Why Don’t Onion Cells Have Chloroplasts?

Darwin Bell/CC-BY 2.0

Onion cells lack chloroplasts because the onion is part of the plant that is not involved in photosynthesis. The part of the plant eaten by humans is called the bulb, and it resides at the base of the plant. The bulb’s primary purpose is energy storage and holding the flower for the second growing season. Growing near the ground, the bulb is in poor position to collect sunlight.

Photosynthesis is the process by which plants use sunlight, water, carbon dioxide and a chemical called chlorophyll, to create sugars. Chloroplasts are small organelles, located in some plant cells, that contain chlorophyll and enable photosynthesis. The onion is a photosynthetic plant, and it holds numerous chloroplasts in the leaves, which receive much more sunlight, but very few in other parts of the plant.

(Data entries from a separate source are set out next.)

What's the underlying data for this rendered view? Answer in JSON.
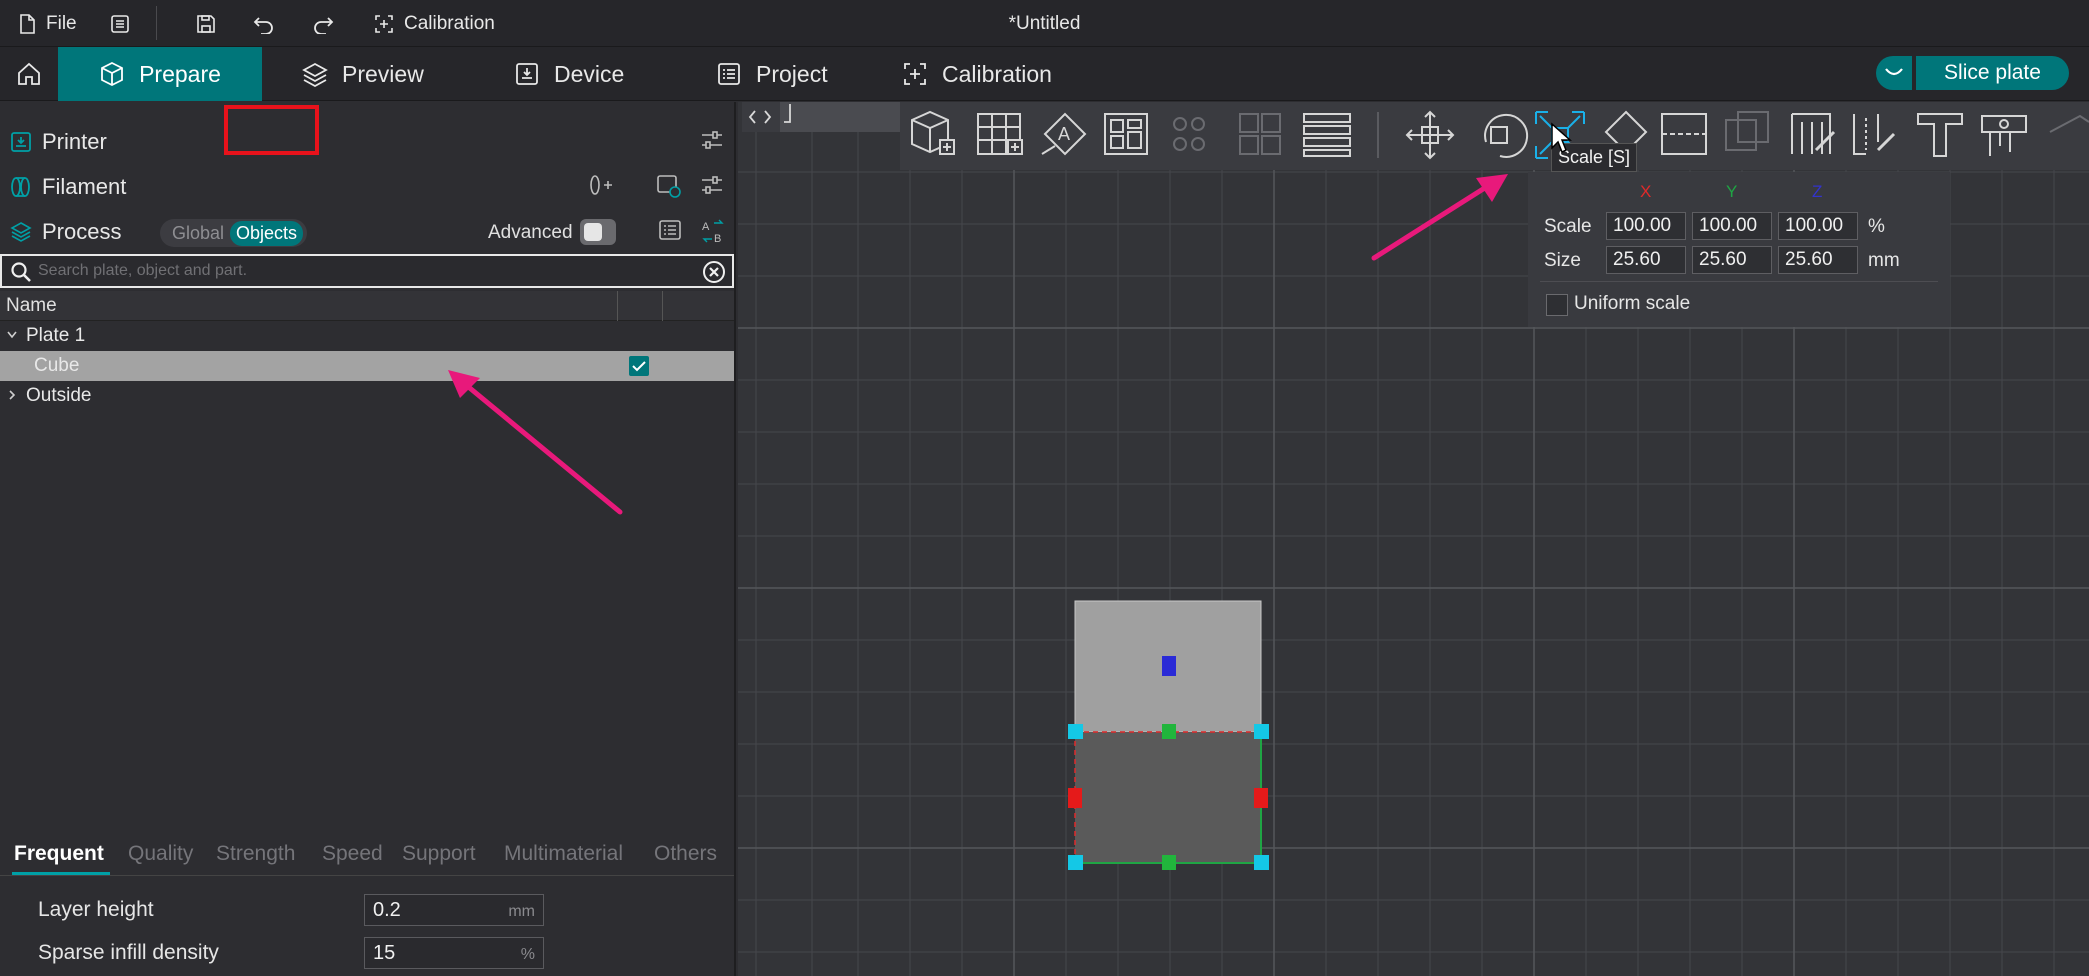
{
  "titlebar": {
    "file_label": "File",
    "calibration_label": "Calibration",
    "window_title": "*Untitled"
  },
  "tabs": [
    {
      "label": "Prepare",
      "active": true
    },
    {
      "label": "Preview",
      "active": false
    },
    {
      "label": "Device",
      "active": false
    },
    {
      "label": "Project",
      "active": false
    },
    {
      "label": "Calibration",
      "active": false
    }
  ],
  "slice_button": "Slice plate",
  "left_panel": {
    "printer_label": "Printer",
    "filament_label": "Filament",
    "process_label": "Process",
    "global_label": "Global",
    "objects_label": "Objects",
    "advanced_label": "Advanced",
    "search_placeholder": "Search plate, object and part.",
    "name_column": "Name",
    "tree": {
      "plate": "Plate 1",
      "cube": "Cube",
      "outside": "Outside"
    }
  },
  "param_tabs": [
    "Frequent",
    "Quality",
    "Strength",
    "Speed",
    "Support",
    "Multimaterial",
    "Others"
  ],
  "params": [
    {
      "label": "Layer height",
      "value": "0.2",
      "unit": "mm"
    },
    {
      "label": "Sparse infill density",
      "value": "15",
      "unit": "%"
    }
  ],
  "scale_tooltip": "Scale [S]",
  "scale_panel": {
    "axes": [
      "X",
      "Y",
      "Z"
    ],
    "scale_label": "Scale",
    "scale_values": [
      "100.00",
      "100.00",
      "100.00"
    ],
    "scale_unit": "%",
    "size_label": "Size",
    "size_values": [
      "25.60",
      "25.60",
      "25.60"
    ],
    "size_unit": "mm",
    "uniform_label": "Uniform scale"
  },
  "colors": {
    "accent": "#00767a",
    "highlight_red": "#e8121b",
    "arrow_pink": "#e8197b",
    "axis_x": "#e02a2a",
    "axis_y": "#1fa544",
    "axis_z": "#3333cc"
  }
}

Onions are typically harvested at the end of their first growing season, after they have shed their leaves and become dormant. However, if left in the ground, a new stem and flower will erupt from within the onion bulb the following season. This can also happen to harvested onions that have been stored for a long period. Onions have been cultivated by humans for at least 7,000 years, and they are grown in a variety of flavors, colors and sizes.